Nonetheless, I will study this compositional technique, as I have always valued your teachings.

CopySix said...

'Et in Arcadia ego' !
I've not really perceived this fault in my favourite Poussin work - - hope you did not ruin it for me.
:-)

Joel Stieber said...

Hello James, Very nice blog!
I'm excited you brought up Lazy Edges! I took a class with a very established illustrator named Barron Strorey, and he would always tell me to do things that other teachers told me not to do. Like tangents, cropping, and something he called EDGE EVENTS.
Edge events were little tangents that happened on the edge of the picture frame. You see this a lot in photography as you mentioned. A bay area painter named Richard Diebenkorn did this in abstraction and representational http://3.bp.blogspot.com/_54Q9Jb9NE78/SKYsWhkIqXI/AAAAAAAAASA/l9h6YcUleOg/s400/cityscape_i.jpg
Barron always stressed don't paint it unless you believe in what you are painting

Helen said...

My sense is that historically, it wasn't until the influence of Japanese prints in the 1800s that painters really pushed the edges of the canvas. Regardless, I love this concept and it is a good reminder to me to continue to push against the borders that surround me, the canvas and the world at large.

tim b said...

One thing I think can't be left out of the Poussin part of this discussion is that you're presenting the images unframed: in Poussin's day, those edges had to be clear to keep from interfering with the giant, golden elaborate frames that went around them.

Seen in a museum setting, with something like an original frame, those lazy edges turn into something more like breathing room.

Parka said...

Learned something useful today. Great.

Tom said...

I can't believe there is so much chatter about the "lazy edges" subject. Never heard that phrase before, and it really doesn't make sense to me, but what does make sense is that there is no one way to compose a picture. Each artist has their preference, and it's not whether you keep the figures in the central portion of the picture or crop them of the edges that determine whether a picture is good or not as good. It's whether the artist communicates his message effectively or not. Norman Rockwell, J. C. Liyendeker and other illustrators did centrally developed compositions in the early years, and bleed compositions after the 1930's. Big deal, they were great painters and communicators, so it didn't matter which approach they took.

There are some rules that really shouldn't be broken, but I never heard of the rule that you should paint figures clear out to the edges of your composition... or as we referred to it in art school as the "snap shot" or informal approach. Degas shook up the art world with his unusual cropping of the figure and his odd compositions, but he could pull it off.

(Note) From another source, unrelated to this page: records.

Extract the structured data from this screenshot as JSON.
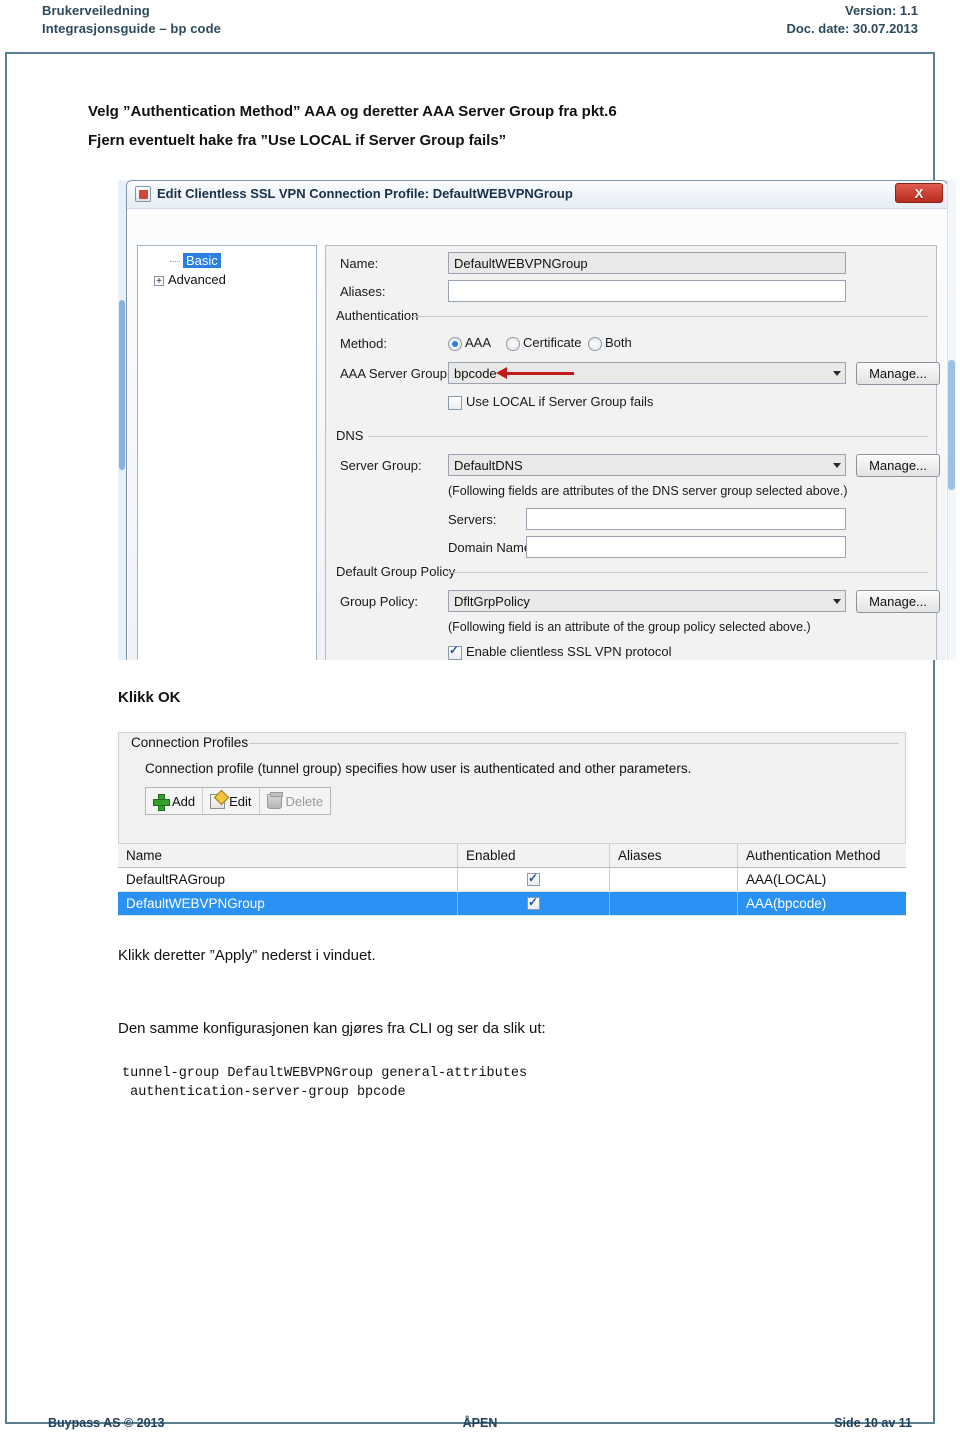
{
  "doc_header": {
    "left_line1": "Brukerveiledning",
    "left_line2": "Integrasjonsguide – bp code",
    "right_line1": "Version: 1.1",
    "right_line2": "Doc. date: 30.07.2013"
  },
  "doc_footer": {
    "left": "Buypass AS © 2013",
    "center": "ÅPEN",
    "right": "Side 10 av 11"
  },
  "body": {
    "intro_line1": "Velg ”Authentication Method” AAA og deretter AAA Server Group fra pkt.6",
    "intro_line2": "Fjern eventuelt hake fra ”Use LOCAL if Server Group fails”",
    "klikk_ok": "Klikk OK",
    "klikk_apply": "Klikk deretter ”Apply” nederst i vinduet.",
    "cli_intro": "Den samme konfigurasjonen kan gjøres fra CLI og ser da slik ut:",
    "cli_line1": "tunnel-group DefaultWEBVPNGroup general-attributes",
    "cli_line2": " authentication-server-group bpcode"
  },
  "dialog": {
    "title": "Edit Clientless SSL VPN Connection Profile: DefaultWEBVPNGroup",
    "close_label": "X",
    "tree": {
      "items": [
        {
          "label": "Basic",
          "selected": true
        },
        {
          "label": "Advanced",
          "selected": false,
          "expander": "+"
        }
      ]
    },
    "fields": {
      "name_label": "Name:",
      "name_value": "DefaultWEBVPNGroup",
      "aliases_label": "Aliases:",
      "aliases_value": ""
    },
    "authentication": {
      "caption": "Authentication",
      "method_label": "Method:",
      "options": [
        {
          "label": "AAA",
          "selected": true
        },
        {
          "label": "Certificate",
          "selected": false
        },
        {
          "label": "Both",
          "selected": false
        }
      ],
      "server_group_label": "AAA Server Group:",
      "server_group_value": "bpcode",
      "manage_label": "Manage...",
      "use_local_label": "Use LOCAL if Server Group fails",
      "use_local_checked": false
    },
    "dns": {
      "caption": "DNS",
      "server_group_label": "Server Group:",
      "server_group_value": "DefaultDNS",
      "manage_label": "Manage...",
      "note": "(Following fields are attributes of the DNS server group selected above.)",
      "servers_label": "Servers:",
      "servers_value": "",
      "domain_label": "Domain Name:",
      "domain_value": ""
    },
    "default_group_policy": {
      "caption": "Default Group Policy",
      "policy_label": "Group Policy:",
      "policy_value": "DfltGrpPolicy",
      "manage_label": "Manage...",
      "note": "(Following field is an attribute of the group policy selected above.)",
      "enable_label": "Enable clientless SSL VPN protocol",
      "enable_checked": true
    },
    "annotation": {
      "arrow_color": "#c01b18"
    }
  },
  "connection_profiles": {
    "caption": "Connection Profiles",
    "description": "Connection profile (tunnel group) specifies how user is authenticated and other parameters.",
    "toolbar": [
      {
        "label": "Add",
        "icon": "plus-icon",
        "disabled": false
      },
      {
        "label": "Edit",
        "icon": "pencil-icon",
        "disabled": false
      },
      {
        "label": "Delete",
        "icon": "trash-icon",
        "disabled": true
      }
    ],
    "table": {
      "columns": [
        "Name",
        "Enabled",
        "Aliases",
        "Authentication Method"
      ],
      "rows": [
        {
          "name": "DefaultRAGroup",
          "enabled": true,
          "aliases": "",
          "auth": "AAA(LOCAL)",
          "selected": false
        },
        {
          "name": "DefaultWEBVPNGroup",
          "enabled": true,
          "aliases": "",
          "auth": "AAA(bpcode)",
          "selected": true
        }
      ]
    }
  },
  "colors": {
    "header_blue": "#2d4a5c",
    "frame_border": "#5b7f8c",
    "selection_blue": "#2a92f5",
    "annotation_red": "#c01b18"
  }
}
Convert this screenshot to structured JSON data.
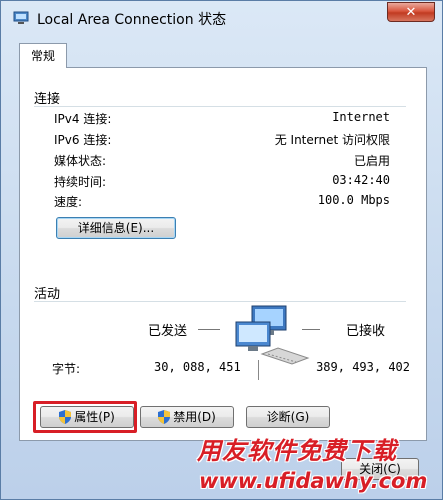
{
  "window": {
    "title": "Local Area Connection 状态",
    "close_label": "✕"
  },
  "tabs": [
    {
      "label": "常规"
    }
  ],
  "connection": {
    "section_title": "连接",
    "rows": [
      {
        "label": "IPv4 连接:",
        "value": "Internet"
      },
      {
        "label": "IPv6 连接:",
        "value": "无 Internet 访问权限"
      },
      {
        "label": "媒体状态:",
        "value": "已启用"
      },
      {
        "label": "持续时间:",
        "value": "03:42:40"
      },
      {
        "label": "速度:",
        "value": "100.0 Mbps"
      }
    ],
    "details_button": "详细信息(E)..."
  },
  "activity": {
    "section_title": "活动",
    "sent_label": "已发送",
    "received_label": "已接收",
    "bytes_label": "字节:",
    "bytes_sent": "30, 088, 451",
    "bytes_received": "389, 493, 402"
  },
  "buttons": {
    "properties": "属性(P)",
    "disable": "禁用(D)",
    "diagnose": "诊断(G)",
    "close": "关闭(C)"
  },
  "watermark": {
    "line1": "用友软件免费下载",
    "line2": "www.ufidawhy.com"
  },
  "colors": {
    "highlight": "#d81e26",
    "watermark": "#d81e26"
  }
}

When painting a portrait, would it be more effective to crop off an ear and part of the cheek, or run the hands off the bottom of the page? I doubt that it would fly with most traditional portrait commissions, even if the avant-garde crowd might love it.

So, why has this become an issue in the year 2009. There are so many other really important missing links to much of today's art, such as home grown "good taste", "elegance" and "sophistication".. and not just in art! Instead, there's an avalanche of gritty, dark, mysterious, disturbing, over rendered, hard edged paintings, or on the other side of the spectrum.. overly sappy, sentimental, perfume filled, nauseatingly trite paintings.

Of course there are excellent painters with excellent taste today, but I don't think they are the majority of the public focus.. especially with young people, which is a shame.

Tom Watson

Tristan Trefoil said...

In general, I like ´active edges´ of Alma-Tadema more than ´lazy edges´ of Poussin...both in the context of Academic painting.